Among the 170 acts playing over the four days of the festival, there were performers from New Zealand, Canada, the United States, Italy, Japan and the United Kingdom.
With Australia being such a long way away from the rest of the world, it speaks volumes about the folk festival’s reputation that artists from around the world want to make the trip to play there.
The festival started life as a much smaller event – and in a different location. It was brought to life in 1985 at Jamberoo and the influx of folk fans it would bring saw the sleepy country town bursting at the seams each September.
That was great news for the local pub, which always seemed full from the moment the festival started until the time the final act took its bows.
Due to financial reasons and the struggle to run a growing event – to this day it is entirely run by volunteers – there was no festival in 2005.
The following year it returned in a new time – January – and a new place – at Bulli Showground.
The change saved the organisers the cost of having to build and dismantle the infrastructure needed to give the bands a place to play.
It also brought the festival closer to the people, with Bulli much easier to get to than Jamberoo.
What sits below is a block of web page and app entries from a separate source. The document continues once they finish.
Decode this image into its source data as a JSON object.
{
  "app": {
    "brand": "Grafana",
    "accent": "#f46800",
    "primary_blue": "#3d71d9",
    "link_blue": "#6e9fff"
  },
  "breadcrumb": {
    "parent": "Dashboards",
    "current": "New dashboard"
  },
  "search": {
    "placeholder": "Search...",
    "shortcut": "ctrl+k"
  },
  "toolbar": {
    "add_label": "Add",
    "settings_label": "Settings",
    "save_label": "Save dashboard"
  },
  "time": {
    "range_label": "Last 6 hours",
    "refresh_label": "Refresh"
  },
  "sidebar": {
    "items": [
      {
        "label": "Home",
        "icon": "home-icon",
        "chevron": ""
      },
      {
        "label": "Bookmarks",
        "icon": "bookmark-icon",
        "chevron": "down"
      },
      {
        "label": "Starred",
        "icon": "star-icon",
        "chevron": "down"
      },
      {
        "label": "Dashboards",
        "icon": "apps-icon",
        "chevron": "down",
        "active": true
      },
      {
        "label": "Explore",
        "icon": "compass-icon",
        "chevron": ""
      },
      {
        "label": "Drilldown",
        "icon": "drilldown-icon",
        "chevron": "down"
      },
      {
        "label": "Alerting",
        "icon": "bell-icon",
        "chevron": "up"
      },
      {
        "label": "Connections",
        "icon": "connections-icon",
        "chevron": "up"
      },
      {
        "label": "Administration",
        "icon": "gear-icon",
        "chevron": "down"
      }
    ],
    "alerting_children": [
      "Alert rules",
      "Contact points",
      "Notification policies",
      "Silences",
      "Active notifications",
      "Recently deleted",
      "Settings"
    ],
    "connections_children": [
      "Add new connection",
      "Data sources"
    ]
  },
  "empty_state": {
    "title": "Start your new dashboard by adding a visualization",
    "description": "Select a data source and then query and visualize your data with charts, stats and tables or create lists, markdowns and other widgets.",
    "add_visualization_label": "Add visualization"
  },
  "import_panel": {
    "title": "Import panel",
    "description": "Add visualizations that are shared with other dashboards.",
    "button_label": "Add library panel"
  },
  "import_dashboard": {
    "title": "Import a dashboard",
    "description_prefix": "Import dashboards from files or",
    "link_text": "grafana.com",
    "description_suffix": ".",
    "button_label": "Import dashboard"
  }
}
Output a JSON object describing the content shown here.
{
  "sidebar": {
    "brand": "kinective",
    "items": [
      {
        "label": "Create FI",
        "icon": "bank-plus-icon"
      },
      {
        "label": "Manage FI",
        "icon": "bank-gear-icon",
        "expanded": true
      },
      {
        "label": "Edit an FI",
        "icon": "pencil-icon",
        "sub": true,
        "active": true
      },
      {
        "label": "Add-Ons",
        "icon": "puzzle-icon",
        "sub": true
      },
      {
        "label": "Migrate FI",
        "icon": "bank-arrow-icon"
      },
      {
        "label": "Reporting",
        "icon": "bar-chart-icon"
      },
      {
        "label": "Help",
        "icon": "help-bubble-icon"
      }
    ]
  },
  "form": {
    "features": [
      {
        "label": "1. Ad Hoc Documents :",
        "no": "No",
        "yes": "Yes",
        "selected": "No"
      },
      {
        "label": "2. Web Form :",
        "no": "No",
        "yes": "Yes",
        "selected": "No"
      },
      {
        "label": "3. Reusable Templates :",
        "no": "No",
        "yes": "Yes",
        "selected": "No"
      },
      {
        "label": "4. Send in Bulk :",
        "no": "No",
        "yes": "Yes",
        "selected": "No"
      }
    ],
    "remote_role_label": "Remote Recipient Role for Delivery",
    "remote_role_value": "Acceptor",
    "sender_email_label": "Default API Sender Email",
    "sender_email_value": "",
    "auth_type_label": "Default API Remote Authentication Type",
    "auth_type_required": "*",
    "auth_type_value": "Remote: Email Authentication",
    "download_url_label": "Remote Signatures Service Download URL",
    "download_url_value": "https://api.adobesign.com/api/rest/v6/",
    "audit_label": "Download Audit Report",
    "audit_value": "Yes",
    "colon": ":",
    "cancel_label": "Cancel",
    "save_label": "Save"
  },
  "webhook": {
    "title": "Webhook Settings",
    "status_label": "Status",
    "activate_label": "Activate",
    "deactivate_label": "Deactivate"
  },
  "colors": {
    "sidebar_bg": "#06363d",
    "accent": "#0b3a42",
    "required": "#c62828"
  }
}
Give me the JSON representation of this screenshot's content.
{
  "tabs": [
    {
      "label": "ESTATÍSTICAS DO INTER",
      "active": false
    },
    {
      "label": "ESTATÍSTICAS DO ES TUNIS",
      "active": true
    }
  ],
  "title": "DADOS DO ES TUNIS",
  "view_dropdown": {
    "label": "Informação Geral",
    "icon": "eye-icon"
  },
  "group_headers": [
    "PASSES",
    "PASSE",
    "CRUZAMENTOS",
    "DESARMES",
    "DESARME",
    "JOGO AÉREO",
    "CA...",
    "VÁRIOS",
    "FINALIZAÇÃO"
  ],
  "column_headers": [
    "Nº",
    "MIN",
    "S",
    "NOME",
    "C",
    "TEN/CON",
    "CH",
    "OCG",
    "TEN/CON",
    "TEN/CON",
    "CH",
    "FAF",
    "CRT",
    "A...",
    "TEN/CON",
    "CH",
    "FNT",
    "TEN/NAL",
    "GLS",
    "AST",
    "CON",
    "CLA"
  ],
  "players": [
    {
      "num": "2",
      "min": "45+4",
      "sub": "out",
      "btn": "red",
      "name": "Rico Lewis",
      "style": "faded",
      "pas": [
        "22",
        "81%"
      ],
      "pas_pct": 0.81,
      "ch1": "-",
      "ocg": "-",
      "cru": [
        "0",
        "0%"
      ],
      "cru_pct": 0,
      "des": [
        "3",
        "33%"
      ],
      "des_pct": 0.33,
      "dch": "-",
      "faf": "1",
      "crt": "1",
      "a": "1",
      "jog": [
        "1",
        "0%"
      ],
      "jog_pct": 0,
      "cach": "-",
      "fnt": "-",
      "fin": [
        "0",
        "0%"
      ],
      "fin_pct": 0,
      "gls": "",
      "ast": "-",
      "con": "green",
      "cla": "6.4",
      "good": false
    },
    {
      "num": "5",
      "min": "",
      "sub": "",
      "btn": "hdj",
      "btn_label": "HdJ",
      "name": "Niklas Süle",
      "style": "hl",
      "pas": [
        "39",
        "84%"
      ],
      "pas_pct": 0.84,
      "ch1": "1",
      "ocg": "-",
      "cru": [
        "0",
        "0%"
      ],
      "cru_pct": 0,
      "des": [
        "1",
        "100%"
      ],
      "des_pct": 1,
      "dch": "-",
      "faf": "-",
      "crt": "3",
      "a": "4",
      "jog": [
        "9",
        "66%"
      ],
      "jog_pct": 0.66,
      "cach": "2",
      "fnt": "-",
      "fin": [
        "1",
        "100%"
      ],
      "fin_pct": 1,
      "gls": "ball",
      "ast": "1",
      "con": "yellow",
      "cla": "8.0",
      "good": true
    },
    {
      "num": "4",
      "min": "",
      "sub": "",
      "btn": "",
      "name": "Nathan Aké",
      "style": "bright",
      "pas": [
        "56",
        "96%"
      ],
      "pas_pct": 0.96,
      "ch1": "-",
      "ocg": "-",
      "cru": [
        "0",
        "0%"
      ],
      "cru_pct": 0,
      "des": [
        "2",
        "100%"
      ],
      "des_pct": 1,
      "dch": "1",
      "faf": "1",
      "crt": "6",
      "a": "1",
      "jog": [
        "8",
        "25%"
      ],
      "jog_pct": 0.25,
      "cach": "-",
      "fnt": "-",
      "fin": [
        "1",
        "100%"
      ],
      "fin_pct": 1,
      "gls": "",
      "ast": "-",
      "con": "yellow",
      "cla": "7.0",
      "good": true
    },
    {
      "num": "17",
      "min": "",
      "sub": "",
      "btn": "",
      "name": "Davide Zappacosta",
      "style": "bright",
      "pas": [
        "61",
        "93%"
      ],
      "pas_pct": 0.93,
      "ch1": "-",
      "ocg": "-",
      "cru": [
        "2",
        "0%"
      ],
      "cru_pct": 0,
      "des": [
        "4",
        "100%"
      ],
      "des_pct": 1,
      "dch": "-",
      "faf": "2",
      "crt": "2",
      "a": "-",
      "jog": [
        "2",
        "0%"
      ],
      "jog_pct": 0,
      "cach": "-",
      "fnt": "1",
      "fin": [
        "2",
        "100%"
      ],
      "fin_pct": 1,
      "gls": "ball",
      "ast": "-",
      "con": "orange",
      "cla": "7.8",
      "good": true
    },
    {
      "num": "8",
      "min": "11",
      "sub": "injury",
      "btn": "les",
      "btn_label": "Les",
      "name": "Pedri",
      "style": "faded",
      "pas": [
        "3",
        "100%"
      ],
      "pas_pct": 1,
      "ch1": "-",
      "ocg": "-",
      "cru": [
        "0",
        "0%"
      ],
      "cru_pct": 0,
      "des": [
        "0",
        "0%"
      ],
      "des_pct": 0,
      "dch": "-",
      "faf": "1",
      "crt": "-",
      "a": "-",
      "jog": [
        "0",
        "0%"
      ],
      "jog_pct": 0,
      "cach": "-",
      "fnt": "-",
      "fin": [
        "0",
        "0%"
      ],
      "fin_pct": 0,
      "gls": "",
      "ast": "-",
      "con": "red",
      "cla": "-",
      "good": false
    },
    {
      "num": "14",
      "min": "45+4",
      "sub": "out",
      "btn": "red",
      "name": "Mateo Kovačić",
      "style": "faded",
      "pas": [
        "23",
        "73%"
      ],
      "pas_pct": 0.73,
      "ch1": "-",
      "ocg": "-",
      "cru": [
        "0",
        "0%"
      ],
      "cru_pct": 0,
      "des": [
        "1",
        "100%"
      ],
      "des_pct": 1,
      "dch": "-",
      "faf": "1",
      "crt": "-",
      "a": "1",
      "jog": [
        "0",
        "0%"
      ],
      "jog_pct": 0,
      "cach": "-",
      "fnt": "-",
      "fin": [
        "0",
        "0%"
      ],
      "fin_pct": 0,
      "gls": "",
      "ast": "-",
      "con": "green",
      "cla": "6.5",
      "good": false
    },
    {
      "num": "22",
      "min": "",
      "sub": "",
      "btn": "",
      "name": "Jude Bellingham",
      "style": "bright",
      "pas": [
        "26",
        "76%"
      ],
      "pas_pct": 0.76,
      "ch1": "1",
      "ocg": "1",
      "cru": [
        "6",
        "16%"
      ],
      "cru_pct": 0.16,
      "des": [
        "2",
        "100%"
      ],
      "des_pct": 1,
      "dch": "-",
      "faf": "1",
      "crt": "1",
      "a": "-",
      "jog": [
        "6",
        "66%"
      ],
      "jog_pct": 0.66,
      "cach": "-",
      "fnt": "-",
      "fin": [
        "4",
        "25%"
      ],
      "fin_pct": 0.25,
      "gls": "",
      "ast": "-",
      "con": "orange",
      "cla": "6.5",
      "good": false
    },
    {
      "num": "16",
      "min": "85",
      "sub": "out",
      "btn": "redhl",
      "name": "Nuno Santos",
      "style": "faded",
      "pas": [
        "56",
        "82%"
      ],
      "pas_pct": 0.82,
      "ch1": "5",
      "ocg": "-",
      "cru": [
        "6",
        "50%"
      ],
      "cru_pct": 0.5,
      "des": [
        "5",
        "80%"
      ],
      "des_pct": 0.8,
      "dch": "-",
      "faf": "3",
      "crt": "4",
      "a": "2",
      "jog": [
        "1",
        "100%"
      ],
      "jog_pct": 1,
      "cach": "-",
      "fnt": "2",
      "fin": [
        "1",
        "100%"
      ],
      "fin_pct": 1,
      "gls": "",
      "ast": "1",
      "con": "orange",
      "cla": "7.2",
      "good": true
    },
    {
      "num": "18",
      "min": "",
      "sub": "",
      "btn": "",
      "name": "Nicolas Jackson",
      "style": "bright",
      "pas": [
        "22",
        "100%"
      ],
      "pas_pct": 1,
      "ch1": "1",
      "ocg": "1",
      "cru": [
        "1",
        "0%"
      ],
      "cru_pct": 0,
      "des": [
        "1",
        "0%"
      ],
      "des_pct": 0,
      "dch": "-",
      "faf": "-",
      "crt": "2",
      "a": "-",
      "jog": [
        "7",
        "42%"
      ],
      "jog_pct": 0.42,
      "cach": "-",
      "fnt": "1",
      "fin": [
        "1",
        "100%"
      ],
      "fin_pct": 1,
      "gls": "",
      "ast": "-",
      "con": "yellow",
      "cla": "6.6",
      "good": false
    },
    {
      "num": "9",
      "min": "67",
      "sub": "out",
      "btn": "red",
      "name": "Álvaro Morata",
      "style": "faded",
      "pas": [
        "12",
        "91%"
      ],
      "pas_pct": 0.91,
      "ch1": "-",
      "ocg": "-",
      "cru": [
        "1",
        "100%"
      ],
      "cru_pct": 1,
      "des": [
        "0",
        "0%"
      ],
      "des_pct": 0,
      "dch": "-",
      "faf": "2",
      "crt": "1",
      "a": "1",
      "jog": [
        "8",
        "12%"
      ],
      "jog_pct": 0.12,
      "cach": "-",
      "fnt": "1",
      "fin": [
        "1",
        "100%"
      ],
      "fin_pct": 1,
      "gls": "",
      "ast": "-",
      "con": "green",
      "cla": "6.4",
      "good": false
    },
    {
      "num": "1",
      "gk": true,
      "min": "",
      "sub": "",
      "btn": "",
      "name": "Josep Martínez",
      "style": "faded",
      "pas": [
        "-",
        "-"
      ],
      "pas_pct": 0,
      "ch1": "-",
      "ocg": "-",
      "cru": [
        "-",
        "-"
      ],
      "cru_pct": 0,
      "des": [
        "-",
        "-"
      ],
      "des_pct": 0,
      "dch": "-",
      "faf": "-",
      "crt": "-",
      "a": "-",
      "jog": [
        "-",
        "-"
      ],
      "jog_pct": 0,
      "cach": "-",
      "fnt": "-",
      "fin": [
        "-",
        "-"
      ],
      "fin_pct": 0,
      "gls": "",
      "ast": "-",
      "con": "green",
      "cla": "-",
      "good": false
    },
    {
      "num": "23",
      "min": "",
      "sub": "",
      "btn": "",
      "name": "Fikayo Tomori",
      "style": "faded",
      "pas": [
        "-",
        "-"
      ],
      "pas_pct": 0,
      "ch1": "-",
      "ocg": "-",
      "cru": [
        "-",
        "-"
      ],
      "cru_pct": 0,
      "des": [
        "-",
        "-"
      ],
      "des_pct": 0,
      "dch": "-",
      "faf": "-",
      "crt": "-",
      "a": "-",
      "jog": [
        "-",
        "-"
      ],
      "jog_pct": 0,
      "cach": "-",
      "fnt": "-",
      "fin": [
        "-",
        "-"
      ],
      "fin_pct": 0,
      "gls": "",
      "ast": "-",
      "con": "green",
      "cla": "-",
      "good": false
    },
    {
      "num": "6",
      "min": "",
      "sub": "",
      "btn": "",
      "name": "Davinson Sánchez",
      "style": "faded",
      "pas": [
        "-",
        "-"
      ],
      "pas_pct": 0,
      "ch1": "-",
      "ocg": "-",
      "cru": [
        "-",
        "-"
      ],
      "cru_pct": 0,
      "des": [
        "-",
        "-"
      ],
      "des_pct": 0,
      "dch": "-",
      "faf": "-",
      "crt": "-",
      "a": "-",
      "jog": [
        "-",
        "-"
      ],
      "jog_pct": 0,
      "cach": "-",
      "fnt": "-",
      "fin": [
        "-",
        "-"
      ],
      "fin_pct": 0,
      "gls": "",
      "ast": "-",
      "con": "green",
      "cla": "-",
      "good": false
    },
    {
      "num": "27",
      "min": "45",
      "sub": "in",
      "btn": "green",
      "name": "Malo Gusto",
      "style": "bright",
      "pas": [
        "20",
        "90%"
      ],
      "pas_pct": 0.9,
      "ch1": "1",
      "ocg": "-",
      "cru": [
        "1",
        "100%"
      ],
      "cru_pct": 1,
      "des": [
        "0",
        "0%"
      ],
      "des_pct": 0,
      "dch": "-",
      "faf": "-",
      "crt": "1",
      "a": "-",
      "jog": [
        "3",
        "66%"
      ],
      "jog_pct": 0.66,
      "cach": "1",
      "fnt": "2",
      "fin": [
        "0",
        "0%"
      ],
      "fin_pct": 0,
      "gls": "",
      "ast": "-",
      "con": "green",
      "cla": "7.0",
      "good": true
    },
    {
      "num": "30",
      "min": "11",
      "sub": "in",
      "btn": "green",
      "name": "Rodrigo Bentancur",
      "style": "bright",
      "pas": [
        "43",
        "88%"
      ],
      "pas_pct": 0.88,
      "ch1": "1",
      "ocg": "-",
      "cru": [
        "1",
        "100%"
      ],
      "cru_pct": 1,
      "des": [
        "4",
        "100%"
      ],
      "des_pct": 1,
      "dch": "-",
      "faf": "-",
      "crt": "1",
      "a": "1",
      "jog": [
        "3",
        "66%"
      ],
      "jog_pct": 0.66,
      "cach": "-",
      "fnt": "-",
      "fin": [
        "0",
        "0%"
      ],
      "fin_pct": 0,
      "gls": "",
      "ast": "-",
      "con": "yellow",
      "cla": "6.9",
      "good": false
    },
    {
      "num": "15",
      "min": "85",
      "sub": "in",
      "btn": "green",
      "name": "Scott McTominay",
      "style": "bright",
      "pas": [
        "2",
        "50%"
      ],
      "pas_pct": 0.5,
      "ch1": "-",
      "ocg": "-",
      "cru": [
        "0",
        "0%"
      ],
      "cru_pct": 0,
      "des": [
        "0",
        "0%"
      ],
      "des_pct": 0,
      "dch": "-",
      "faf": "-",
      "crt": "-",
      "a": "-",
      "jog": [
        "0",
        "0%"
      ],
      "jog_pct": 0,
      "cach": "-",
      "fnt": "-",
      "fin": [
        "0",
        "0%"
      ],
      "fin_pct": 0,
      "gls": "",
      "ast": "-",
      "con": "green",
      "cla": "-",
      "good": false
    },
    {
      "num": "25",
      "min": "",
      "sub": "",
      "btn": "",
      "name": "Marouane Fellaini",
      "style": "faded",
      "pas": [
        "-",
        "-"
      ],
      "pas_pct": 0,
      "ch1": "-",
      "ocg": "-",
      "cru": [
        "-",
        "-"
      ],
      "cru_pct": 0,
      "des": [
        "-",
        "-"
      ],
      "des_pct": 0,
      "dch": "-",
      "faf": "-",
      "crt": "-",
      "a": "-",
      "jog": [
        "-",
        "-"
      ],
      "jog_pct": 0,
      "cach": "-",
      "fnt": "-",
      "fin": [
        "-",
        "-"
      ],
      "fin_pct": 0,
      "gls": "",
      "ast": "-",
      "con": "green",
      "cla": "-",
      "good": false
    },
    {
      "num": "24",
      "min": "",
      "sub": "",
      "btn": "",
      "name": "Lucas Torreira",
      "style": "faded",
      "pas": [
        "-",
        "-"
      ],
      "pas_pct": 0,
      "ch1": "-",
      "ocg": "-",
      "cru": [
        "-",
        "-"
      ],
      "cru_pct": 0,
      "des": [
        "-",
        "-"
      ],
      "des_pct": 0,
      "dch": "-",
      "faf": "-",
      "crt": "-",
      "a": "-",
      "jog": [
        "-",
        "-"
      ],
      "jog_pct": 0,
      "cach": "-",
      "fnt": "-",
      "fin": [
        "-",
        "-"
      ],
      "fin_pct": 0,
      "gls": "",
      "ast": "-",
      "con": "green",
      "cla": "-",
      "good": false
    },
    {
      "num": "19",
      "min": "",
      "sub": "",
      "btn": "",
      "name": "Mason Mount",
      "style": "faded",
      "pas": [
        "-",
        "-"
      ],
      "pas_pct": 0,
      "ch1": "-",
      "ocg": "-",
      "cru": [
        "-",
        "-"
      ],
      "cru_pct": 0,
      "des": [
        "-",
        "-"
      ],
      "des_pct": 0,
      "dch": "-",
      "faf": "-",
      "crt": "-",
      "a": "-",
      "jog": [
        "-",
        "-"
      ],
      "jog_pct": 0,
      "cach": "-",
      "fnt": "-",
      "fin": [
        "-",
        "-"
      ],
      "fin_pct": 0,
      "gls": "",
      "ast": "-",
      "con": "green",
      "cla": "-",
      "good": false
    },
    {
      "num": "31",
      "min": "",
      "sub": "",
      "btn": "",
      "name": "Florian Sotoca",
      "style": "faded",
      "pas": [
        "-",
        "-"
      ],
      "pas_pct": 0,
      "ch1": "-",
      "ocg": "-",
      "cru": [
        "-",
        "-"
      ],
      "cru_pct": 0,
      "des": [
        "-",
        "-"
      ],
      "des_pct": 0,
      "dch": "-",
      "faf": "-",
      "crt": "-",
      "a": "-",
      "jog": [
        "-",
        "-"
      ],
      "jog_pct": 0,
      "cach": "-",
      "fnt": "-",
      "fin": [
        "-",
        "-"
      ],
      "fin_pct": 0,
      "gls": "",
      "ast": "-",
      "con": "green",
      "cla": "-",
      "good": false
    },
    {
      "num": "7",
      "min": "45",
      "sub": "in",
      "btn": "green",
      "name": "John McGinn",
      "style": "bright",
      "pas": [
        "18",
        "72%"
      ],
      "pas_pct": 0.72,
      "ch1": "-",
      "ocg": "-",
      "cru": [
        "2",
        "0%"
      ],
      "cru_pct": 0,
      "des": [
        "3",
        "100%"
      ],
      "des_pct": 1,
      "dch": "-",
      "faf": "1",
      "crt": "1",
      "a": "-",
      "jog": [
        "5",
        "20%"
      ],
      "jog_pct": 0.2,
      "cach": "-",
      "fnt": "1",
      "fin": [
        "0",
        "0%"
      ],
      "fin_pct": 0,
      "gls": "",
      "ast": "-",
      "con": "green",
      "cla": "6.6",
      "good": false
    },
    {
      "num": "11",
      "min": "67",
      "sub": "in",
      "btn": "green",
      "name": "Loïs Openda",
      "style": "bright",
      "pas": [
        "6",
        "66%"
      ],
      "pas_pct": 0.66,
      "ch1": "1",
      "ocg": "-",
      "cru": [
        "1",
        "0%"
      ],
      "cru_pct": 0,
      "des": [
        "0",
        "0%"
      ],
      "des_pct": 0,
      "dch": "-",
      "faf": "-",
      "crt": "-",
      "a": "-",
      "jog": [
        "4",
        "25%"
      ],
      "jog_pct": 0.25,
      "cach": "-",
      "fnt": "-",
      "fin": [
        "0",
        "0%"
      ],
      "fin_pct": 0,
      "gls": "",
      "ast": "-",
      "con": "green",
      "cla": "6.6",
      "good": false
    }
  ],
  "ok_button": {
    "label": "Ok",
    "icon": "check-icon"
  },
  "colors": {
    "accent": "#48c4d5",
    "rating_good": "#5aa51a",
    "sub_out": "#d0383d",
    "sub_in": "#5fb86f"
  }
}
Especially for those who like a few ales while they take in the sounds.
That surely increased the size of the crowds. While dedicated folkies would always make the trip to Jamberoo each year, it was likely too far to attract casual fans or those looking for something to do.
But with the festival at Bulli, it makes it much easier for people to take a punt and experience a day of folk music.
It also brings visitors to the region. According to the festival’s artistic director David De Santi about half of the more than 10,000 people who attended were from out of the Illawarra.
So while it gives so much to the city in cultural terms, it also provides a shot in the arm for the region’s economy too.
And that should be music to everyone’s ears.